(Task objective) From the listing below, select every line where the word "characters" appears.

(Supplied information)
▬▬▬
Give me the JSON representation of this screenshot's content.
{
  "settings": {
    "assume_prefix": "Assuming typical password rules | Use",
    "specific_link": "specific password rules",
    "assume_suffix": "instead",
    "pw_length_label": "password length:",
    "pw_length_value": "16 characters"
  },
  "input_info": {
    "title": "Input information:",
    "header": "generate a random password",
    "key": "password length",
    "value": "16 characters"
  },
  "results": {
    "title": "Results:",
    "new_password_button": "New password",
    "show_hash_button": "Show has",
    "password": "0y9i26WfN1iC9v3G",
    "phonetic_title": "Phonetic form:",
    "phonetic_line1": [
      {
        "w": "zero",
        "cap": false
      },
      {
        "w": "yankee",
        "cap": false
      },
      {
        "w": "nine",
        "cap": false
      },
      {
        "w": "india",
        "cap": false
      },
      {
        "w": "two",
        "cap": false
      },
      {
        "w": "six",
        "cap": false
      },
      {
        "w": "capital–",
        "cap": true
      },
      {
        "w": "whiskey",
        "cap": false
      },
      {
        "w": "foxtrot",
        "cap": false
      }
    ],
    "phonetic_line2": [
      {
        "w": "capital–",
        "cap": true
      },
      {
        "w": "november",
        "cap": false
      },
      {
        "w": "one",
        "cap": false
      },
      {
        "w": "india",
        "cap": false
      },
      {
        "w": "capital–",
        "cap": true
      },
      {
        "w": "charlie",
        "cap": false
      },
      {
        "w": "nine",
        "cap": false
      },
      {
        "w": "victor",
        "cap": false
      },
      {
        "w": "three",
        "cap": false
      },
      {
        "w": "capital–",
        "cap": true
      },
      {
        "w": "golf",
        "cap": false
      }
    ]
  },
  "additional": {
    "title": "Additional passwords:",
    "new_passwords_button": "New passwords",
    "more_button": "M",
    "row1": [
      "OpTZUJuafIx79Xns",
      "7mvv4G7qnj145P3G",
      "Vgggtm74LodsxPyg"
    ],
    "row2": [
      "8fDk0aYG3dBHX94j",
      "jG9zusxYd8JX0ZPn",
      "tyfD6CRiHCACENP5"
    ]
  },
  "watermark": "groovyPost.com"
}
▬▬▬
(Response to this task)
    "pw_length_value": "16 characters"
    "value": "16 characters"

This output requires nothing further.